--- Task material Enclosed Below ---

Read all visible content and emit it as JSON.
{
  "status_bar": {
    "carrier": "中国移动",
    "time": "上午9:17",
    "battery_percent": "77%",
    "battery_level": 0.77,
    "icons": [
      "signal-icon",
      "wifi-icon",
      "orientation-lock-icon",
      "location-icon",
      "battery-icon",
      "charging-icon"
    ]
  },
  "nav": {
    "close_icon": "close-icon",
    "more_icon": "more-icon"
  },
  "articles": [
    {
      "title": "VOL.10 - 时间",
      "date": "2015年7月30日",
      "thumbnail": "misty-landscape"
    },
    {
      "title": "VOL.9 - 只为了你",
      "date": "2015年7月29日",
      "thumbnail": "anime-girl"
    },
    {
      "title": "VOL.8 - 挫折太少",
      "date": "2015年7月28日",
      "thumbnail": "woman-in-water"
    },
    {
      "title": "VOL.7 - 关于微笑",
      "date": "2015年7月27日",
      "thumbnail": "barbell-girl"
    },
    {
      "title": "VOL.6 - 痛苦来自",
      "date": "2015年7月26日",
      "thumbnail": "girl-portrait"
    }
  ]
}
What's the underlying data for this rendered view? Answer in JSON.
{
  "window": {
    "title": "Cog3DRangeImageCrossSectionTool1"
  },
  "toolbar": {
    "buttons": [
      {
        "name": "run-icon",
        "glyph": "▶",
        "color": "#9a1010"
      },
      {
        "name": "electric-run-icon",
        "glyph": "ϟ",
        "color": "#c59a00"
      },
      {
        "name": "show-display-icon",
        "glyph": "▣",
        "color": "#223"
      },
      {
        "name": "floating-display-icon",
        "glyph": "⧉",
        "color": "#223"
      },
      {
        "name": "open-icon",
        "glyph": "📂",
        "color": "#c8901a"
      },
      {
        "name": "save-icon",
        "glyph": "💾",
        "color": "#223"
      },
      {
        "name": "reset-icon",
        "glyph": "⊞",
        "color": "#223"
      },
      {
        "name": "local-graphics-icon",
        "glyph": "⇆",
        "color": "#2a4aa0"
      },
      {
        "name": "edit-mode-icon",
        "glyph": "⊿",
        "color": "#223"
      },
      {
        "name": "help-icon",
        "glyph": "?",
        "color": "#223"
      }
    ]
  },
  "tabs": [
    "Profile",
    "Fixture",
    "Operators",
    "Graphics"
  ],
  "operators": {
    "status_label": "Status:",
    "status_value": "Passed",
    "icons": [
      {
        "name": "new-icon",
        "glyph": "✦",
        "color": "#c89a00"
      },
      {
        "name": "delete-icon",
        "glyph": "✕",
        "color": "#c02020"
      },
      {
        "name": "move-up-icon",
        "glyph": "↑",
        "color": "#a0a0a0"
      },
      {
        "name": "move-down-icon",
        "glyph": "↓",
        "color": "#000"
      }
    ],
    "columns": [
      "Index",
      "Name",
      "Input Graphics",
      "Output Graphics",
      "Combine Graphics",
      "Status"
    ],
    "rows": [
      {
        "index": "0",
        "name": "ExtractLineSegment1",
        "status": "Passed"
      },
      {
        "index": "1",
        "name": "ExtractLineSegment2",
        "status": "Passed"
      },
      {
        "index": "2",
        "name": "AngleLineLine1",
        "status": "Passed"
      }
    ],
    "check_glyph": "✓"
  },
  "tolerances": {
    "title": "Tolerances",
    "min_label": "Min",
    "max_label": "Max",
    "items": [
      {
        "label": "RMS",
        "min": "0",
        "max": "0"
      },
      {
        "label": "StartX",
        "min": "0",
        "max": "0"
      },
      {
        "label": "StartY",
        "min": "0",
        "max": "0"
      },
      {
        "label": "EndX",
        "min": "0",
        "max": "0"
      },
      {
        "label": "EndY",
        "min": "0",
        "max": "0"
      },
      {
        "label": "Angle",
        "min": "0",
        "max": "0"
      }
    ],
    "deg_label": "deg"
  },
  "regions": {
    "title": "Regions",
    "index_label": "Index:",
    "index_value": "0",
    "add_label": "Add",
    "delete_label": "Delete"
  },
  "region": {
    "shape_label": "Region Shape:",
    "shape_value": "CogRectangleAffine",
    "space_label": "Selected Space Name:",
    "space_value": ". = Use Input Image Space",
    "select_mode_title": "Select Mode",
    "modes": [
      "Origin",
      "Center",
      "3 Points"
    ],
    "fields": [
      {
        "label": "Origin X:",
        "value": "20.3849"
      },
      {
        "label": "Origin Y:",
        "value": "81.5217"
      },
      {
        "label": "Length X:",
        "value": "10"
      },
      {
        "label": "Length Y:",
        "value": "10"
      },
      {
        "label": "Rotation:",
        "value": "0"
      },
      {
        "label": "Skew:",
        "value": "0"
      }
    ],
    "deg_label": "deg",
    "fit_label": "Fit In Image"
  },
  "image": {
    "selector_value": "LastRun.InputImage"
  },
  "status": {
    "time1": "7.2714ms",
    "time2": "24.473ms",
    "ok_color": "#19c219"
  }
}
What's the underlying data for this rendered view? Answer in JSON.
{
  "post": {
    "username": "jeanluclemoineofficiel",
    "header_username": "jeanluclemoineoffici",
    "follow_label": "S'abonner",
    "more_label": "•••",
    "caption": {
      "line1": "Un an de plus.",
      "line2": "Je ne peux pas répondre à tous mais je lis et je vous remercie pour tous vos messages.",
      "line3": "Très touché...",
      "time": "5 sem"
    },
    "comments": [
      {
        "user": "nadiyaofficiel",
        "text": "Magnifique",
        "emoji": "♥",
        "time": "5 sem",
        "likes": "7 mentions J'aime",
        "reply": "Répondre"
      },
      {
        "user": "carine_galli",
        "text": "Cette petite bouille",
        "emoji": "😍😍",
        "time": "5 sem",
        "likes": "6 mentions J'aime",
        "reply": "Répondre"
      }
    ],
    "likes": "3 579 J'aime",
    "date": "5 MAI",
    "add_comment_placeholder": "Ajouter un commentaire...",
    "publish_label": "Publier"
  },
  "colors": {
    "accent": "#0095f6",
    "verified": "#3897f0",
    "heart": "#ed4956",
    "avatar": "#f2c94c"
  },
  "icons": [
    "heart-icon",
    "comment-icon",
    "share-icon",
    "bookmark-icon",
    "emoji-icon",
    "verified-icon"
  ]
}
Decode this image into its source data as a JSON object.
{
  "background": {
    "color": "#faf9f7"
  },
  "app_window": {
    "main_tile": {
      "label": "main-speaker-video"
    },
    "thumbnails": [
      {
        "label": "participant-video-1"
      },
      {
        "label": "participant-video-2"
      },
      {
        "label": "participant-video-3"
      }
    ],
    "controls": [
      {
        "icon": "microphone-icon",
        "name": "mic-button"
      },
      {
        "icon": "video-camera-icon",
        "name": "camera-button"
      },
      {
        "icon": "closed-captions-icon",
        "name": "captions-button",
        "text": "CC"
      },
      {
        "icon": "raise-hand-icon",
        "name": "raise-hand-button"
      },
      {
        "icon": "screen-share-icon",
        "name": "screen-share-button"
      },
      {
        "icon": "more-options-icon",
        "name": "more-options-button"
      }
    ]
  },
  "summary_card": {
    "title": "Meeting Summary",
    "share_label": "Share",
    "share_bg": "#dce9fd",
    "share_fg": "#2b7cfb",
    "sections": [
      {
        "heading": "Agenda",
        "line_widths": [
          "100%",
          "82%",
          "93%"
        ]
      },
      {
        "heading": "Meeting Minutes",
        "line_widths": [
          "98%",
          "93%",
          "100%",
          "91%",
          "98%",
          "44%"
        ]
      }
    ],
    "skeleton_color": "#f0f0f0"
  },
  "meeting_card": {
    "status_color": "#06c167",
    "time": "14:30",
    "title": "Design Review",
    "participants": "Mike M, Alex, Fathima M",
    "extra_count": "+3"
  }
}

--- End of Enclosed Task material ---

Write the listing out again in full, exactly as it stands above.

-- Result of this task --
Read all visible content and emit it as JSON.
{
  "status_bar": {
    "carrier": "中国移动",
    "time": "上午9:17",
    "battery_percent": "77%",
    "battery_level": 0.77,
    "icons": [
      "signal-icon",
      "wifi-icon",
      "orientation-lock-icon",
      "location-icon",
      "battery-icon",
      "charging-icon"
    ]
  },
  "nav": {
    "close_icon": "close-icon",
    "more_icon": "more-icon"
  },
  "articles": [
    {
      "title": "VOL.10 - 时间",
      "date": "2015年7月30日",
      "thumbnail": "misty-landscape"
    },
    {
      "title": "VOL.9 - 只为了你",
      "date": "2015年7月29日",
      "thumbnail": "anime-girl"
    },
    {
      "title": "VOL.8 - 挫折太少",
      "date": "2015年7月28日",
      "thumbnail": "woman-in-water"
    },
    {
      "title": "VOL.7 - 关于微笑",
      "date": "2015年7月27日",
      "thumbnail": "barbell-girl"
    },
    {
      "title": "VOL.6 - 痛苦来自",
      "date": "2015年7月26日",
      "thumbnail": "girl-portrait"
    }
  ]
}
What's the underlying data for this rendered view? Answer in JSON.
{
  "window": {
    "title": "Cog3DRangeImageCrossSectionTool1"
  },
  "toolbar": {
    "buttons": [
      {
        "name": "run-icon",
        "glyph": "▶",
        "color": "#9a1010"
      },
      {
        "name": "electric-run-icon",
        "glyph": "ϟ",
        "color": "#c59a00"
      },
      {
        "name": "show-display-icon",
        "glyph": "▣",
        "color": "#223"
      },
      {
        "name": "floating-display-icon",
        "glyph": "⧉",
        "color": "#223"
      },
      {
        "name": "open-icon",
        "glyph": "📂",
        "color": "#c8901a"
      },
      {
        "name": "save-icon",
        "glyph": "💾",
        "color": "#223"
      },
      {
        "name": "reset-icon",
        "glyph": "⊞",
        "color": "#223"
      },
      {
        "name": "local-graphics-icon",
        "glyph": "⇆",
        "color": "#2a4aa0"
      },
      {
        "name": "edit-mode-icon",
        "glyph": "⊿",
        "color": "#223"
      },
      {
        "name": "help-icon",
        "glyph": "?",
        "color": "#223"
      }
    ]
  },
  "tabs": [
    "Profile",
    "Fixture",
    "Operators",
    "Graphics"
  ],
  "operators": {
    "status_label": "Status:",
    "status_value": "Passed",
    "icons": [
      {
        "name": "new-icon",
        "glyph": "✦",
        "color": "#c89a00"
      },
      {
        "name": "delete-icon",
        "glyph": "✕",
        "color": "#c02020"
      },
      {
        "name": "move-up-icon",
        "glyph": "↑",
        "color": "#a0a0a0"
      },
      {
        "name": "move-down-icon",
        "glyph": "↓",
        "color": "#000"
      }
    ],
    "columns": [
      "Index",
      "Name",
      "Input Graphics",
      "Output Graphics",
      "Combine Graphics",
      "Status"
    ],
    "rows": [
      {
        "index": "0",
        "name": "ExtractLineSegment1",
        "status": "Passed"
      },
      {
        "index": "1",
        "name": "ExtractLineSegment2",
        "status": "Passed"
      },
      {
        "index": "2",
        "name": "AngleLineLine1",
        "status": "Passed"
      }
    ],
    "check_glyph": "✓"
  },
  "tolerances": {
    "title": "Tolerances",
    "min_label": "Min",
    "max_label": "Max",
    "items": [
      {
        "label": "RMS",
        "min": "0",
        "max": "0"
      },
      {
        "label": "StartX",
        "min": "0",
        "max": "0"
      },
      {
        "label": "StartY",
        "min": "0",
        "max": "0"
      },
      {
        "label": "EndX",
        "min": "0",
        "max": "0"
      },
      {
        "label": "EndY",
        "min": "0",
        "max": "0"
      },
      {
        "label": "Angle",
        "min": "0",
        "max": "0"
      }
    ],
    "deg_label": "deg"
  },
  "regions": {
    "title": "Regions",
    "index_label": "Index:",
    "index_value": "0",
    "add_label": "Add",
    "delete_label": "Delete"
  },
  "region": {
    "shape_label": "Region Shape:",
    "shape_value": "CogRectangleAffine",
    "space_label": "Selected Space Name:",
    "space_value": ". = Use Input Image Space",
    "select_mode_title": "Select Mode",
    "modes": [
      "Origin",
      "Center",
      "3 Points"
    ],
    "fields": [
      {
        "label": "Origin X:",
        "value": "20.3849"
      },
      {
        "label": "Origin Y:",
        "value": "81.5217"
      },
      {
        "label": "Length X:",
        "value": "10"
      },
      {
        "label": "Length Y:",
        "value": "10"
      },
      {
        "label": "Rotation:",
        "value": "0"
      },
      {
        "label": "Skew:",
        "value": "0"
      }
    ],
    "deg_label": "deg",
    "fit_label": "Fit In Image"
  },
  "image": {
    "selector_value": "LastRun.InputImage"
  },
  "status": {
    "time1": "7.2714ms",
    "time2": "24.473ms",
    "ok_color": "#19c219"
  }
}
What's the underlying data for this rendered view? Answer in JSON.
{
  "post": {
    "username": "jeanluclemoineofficiel",
    "header_username": "jeanluclemoineoffici",
    "follow_label": "S'abonner",
    "more_label": "•••",
    "caption": {
      "line1": "Un an de plus.",
      "line2": "Je ne peux pas répondre à tous mais je lis et je vous remercie pour tous vos messages.",
      "line3": "Très touché...",
      "time": "5 sem"
    },
    "comments": [
      {
        "user": "nadiyaofficiel",
        "text": "Magnifique",
        "emoji": "♥",
        "time": "5 sem",
        "likes": "7 mentions J'aime",
        "reply": "Répondre"
      },
      {
        "user": "carine_galli",
        "text": "Cette petite bouille",
        "emoji": "😍😍",
        "time": "5 sem",
        "likes": "6 mentions J'aime",
        "reply": "Répondre"
      }
    ],
    "likes": "3 579 J'aime",
    "date": "5 MAI",
    "add_comment_placeholder": "Ajouter un commentaire...",
    "publish_label": "Publier"
  },
  "colors": {
    "accent": "#0095f6",
    "verified": "#3897f0",
    "heart": "#ed4956",
    "avatar": "#f2c94c"
  },
  "icons": [
    "heart-icon",
    "comment-icon",
    "share-icon",
    "bookmark-icon",
    "emoji-icon",
    "verified-icon"
  ]
}
Decode this image into its source data as a JSON object.
{
  "background": {
    "color": "#faf9f7"
  },
  "app_window": {
    "main_tile": {
      "label": "main-speaker-video"
    },
    "thumbnails": [
      {
        "label": "participant-video-1"
      },
      {
        "label": "participant-video-2"
      },
      {
        "label": "participant-video-3"
      }
    ],
    "controls": [
      {
        "icon": "microphone-icon",
        "name": "mic-button"
      },
      {
        "icon": "video-camera-icon",
        "name": "camera-button"
      },
      {
        "icon": "closed-captions-icon",
        "name": "captions-button",
        "text": "CC"
      },
      {
        "icon": "raise-hand-icon",
        "name": "raise-hand-button"
      },
      {
        "icon": "screen-share-icon",
        "name": "screen-share-button"
      },
      {
        "icon": "more-options-icon",
        "name": "more-options-button"
      }
    ]
  },
  "summary_card": {
    "title": "Meeting Summary",
    "share_label": "Share",
    "share_bg": "#dce9fd",
    "share_fg": "#2b7cfb",
    "sections": [
      {
        "heading": "Agenda",
        "line_widths": [
          "100%",
          "82%",
          "93%"
        ]
      },
      {
        "heading": "Meeting Minutes",
        "line_widths": [
          "98%",
          "93%",
          "100%",
          "91%",
          "98%",
          "44%"
        ]
      }
    ],
    "skeleton_color": "#f0f0f0"
  },
  "meeting_card": {
    "status_color": "#06c167",
    "time": "14:30",
    "title": "Design Review",
    "participants": "Mike M, Alex, Fathima M",
    "extra_count": "+3"
  }
}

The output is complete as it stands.